Certain home improvements are better from an investment standpoint than others. When it comes to garages, adding one is typically less expensive than other large projects. Plus, it can make a property lacking in storage and parking space more desirable. Before you break ground, though, there are a few questions you should ask yourself.
1. How much space do you need?
Are you thinking about a one-car garage? What about a two-car or three-car design? Consider how many cars you have and what storage you might need. If you don’t have a basement, you might want to add some space in the garage to offset that fact. Building a little extra bump for recreational vehicles, such as a golf cart or ATV, or a lawn mower can also be useful in the long run.
2. What do the comps have?
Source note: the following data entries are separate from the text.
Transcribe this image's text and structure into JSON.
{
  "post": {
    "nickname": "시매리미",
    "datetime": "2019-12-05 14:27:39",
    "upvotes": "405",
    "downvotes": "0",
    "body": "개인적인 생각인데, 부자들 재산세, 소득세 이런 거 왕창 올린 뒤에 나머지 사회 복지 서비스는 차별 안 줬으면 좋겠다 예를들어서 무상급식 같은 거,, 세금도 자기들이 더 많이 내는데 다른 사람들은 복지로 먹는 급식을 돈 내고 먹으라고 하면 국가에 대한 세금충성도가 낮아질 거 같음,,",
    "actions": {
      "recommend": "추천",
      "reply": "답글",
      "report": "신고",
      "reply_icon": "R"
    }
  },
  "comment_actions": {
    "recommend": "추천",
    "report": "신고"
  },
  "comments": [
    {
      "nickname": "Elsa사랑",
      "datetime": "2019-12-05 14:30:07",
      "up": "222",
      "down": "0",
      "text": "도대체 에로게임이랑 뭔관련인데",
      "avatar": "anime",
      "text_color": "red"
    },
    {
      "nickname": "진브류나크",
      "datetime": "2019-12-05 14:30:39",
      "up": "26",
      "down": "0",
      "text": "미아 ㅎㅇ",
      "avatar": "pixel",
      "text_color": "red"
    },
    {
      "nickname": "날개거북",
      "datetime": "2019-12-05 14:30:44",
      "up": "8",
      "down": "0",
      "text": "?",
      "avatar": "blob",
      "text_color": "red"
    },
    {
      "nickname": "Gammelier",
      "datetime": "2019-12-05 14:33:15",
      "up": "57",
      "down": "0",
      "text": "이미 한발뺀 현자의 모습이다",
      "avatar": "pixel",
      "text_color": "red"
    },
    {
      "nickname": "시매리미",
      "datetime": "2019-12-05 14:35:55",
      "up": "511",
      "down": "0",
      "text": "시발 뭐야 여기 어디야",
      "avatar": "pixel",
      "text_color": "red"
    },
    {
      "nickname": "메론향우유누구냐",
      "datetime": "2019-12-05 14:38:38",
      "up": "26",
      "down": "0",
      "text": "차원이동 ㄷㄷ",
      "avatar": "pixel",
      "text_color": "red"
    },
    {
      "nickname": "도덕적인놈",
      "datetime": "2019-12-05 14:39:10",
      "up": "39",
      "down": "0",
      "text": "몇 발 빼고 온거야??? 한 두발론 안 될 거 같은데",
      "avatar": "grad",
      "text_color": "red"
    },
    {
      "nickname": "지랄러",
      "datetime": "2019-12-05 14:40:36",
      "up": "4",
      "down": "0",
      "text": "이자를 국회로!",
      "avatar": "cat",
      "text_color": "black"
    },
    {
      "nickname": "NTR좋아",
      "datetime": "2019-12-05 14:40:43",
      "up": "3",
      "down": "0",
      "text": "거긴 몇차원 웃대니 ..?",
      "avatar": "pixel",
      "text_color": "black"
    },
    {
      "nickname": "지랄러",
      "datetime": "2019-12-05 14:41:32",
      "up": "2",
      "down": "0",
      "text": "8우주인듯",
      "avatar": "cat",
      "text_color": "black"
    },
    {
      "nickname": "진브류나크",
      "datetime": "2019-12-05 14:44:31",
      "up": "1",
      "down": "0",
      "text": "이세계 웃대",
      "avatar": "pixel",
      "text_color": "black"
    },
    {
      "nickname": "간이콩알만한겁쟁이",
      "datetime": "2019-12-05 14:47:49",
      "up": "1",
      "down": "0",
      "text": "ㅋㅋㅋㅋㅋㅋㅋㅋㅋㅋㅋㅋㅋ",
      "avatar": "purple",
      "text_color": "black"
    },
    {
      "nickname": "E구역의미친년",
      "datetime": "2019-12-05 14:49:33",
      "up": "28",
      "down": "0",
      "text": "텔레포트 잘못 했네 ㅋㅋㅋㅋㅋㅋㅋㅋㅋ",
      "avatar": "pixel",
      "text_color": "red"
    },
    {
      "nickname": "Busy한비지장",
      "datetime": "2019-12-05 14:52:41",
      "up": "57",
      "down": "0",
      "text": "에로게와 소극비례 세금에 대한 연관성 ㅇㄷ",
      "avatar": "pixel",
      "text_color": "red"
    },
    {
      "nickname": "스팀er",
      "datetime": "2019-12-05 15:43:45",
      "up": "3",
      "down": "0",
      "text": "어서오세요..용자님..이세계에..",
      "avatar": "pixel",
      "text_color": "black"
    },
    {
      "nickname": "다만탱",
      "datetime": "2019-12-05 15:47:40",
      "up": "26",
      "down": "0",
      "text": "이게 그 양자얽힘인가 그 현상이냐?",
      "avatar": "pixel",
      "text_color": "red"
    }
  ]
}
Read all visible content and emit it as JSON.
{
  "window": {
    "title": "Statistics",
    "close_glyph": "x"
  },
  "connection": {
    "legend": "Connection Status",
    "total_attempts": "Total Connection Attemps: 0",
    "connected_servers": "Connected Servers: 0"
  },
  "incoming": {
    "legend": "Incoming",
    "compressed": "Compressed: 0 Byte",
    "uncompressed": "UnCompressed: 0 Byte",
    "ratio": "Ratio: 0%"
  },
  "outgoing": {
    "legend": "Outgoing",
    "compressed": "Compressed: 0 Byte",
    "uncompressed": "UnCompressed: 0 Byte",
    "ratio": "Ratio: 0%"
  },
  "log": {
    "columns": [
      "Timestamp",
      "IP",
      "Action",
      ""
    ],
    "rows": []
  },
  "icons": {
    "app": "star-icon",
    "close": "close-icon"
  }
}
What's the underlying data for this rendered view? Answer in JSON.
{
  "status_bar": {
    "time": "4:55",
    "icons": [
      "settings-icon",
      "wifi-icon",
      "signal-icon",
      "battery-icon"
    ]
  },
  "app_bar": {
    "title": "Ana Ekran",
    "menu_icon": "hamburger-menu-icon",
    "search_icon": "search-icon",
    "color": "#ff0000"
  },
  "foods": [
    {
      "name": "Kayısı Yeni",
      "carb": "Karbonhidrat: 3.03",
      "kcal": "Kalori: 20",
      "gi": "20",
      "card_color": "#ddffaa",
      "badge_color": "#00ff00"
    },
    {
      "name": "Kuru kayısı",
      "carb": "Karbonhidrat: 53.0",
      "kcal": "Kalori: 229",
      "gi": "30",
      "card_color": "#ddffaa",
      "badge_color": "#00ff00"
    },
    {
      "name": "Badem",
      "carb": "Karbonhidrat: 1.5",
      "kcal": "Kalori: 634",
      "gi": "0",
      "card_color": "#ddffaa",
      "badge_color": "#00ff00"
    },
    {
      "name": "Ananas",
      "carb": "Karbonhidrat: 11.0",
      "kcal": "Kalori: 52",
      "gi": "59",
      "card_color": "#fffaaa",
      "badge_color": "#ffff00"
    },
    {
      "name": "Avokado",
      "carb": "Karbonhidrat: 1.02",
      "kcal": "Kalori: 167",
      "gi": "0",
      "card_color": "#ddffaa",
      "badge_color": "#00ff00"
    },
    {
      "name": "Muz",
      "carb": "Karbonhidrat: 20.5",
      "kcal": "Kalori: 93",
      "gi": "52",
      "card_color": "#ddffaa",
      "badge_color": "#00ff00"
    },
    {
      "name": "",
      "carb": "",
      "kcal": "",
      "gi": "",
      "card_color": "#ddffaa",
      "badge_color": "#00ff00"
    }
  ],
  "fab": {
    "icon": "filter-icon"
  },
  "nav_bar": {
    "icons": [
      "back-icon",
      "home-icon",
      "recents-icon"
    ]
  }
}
If you’re looking around your neighborhood and everyone else has three-car garages, adding one of any size will make your property more competitive. However, if you’re in a budget-friendly home that’s better suited for first-time home buyers, you might not get a full return on a garage investment of that size. Remember, just because you can build something, doesn’t always mean you should.
3. What will your zoning laws allow?
In Maryland, different neighborhoods have different regulations—especially when it comes to plots of varying sizes. Generally speaking, there are rules that govern the percentage of land buildings can occupy. This factors in the house, your potential garage, and any outbuildings, including sheds. Additionally, there must be a certain distance between these buildings and your property line. In some situations, it’s possible to file for a variance to get the garage of your dreams, but you should consult your local planning and zoning department before getting carried away. They can advise you on your specific property, as well as help you budget for any additional fees. Find a list of helpful links here:
4. Where will you put it?
Not just the garage, but also the driveway (if you don’t already have one). Is there more space on one side of the property that would naturally allow you to extend the house? Do you want it to be attached or detached? Typically, an attached garage is more desirable, but having a detached design might allow you to expand more.
You should also consider which direction you want your garage door to face. A forward-facing option is traditional in certain neighborhoods, but having a side door can camouflage your garage. Adding windows and carrying other architectural elements from the rest of your house will make it appear like a true addition, rather than a utilitarian storage space. Fortunately, we can help you match and extend your existing siding, as well as install the perfect garage door.
Ultimately, how much worth a garage adds to your property will depend on a number of factors. It’s important to be realistic about the space and storage you need, while also considering your budget and zoning restrictions. Improving your home is never a bad decision, especially with the help of Schaefer Exteriors!